One of the best pieces of advice I've gotten (from many photographers I know and respect) is "find your niche". When you find your style or the type of photography that really brings you joy, one day you just say "yes, this is IT" and you'll be well on your way to a solid career in photography. I say that with a little tongue in cheek of course, because a lot of things contribute to a successful business, but all other things being equal, it's an important part of satisfaction and success.
If you're now asking "Ok, now how do I figure that out?"... you're not alone. It might come down to asking yourself two questions: "What do I love?" and "What do I do really well?". If there is one or two types that overlap in your responses, that's where you should lean. It doesn't mean you have to *only* do that type of photography. As a matter of fact, if you're just starting out take every opportunity offered to you. The amazing Seattle-based portrait photographer John Keatley confirmed for me at a recent workshop that you need to focus your energies to what you love most. If your personal work reflects what you love, clients will start hiring you to do that work. Then, work won't feel so much like... work, but more like a fun personal project you get paid for.
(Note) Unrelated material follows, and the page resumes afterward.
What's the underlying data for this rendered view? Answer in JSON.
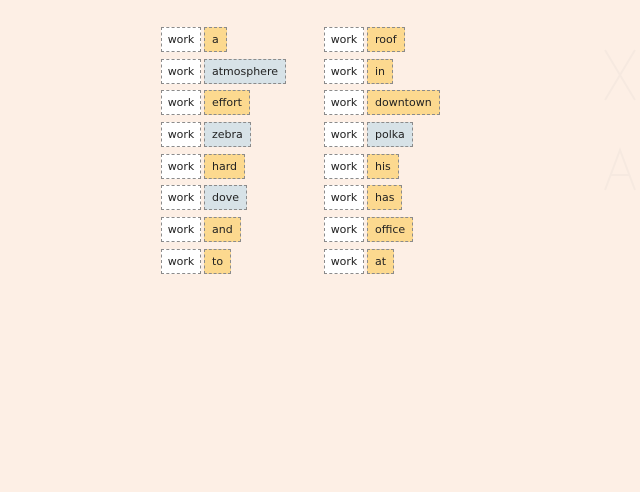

Now that's the dream.
It took me a while to realize where I wanted to go... I thought everyone telling me to fixate on one or two categories was crazy. Why would I limit the jobs that I'll take or work I do? Doesn't that seem counter-intuitive? In a general sense, it might seem that way but when you start to focus, you'll build a beautiful portfolio and expertise in that style so when someone asks "Who is a great _______ photographer?" then your name will come up without hesitation. It takes time, no two ways about it; we're talking at least a year or two if not more to build up that reputation, but it's worth it. We got in this business because we love it. Art is not necessarily a money-making business, but it can be. You can be successful and happy, no really it's true. It just takes drive and a desire to share with the world and capture the beauty in what's around you whether it's people, hidden mysteries, or the most amazing plate of gnocchi you've ever seen. It sounds so very cheesy, but find your happiness and success will find you. Have patience and tenacity; it will find you.
John Keatley is an amazing speaker and started a 3-day workshop that is more than worth splurging on. He's also a great human, I recommend getting to know him and his work.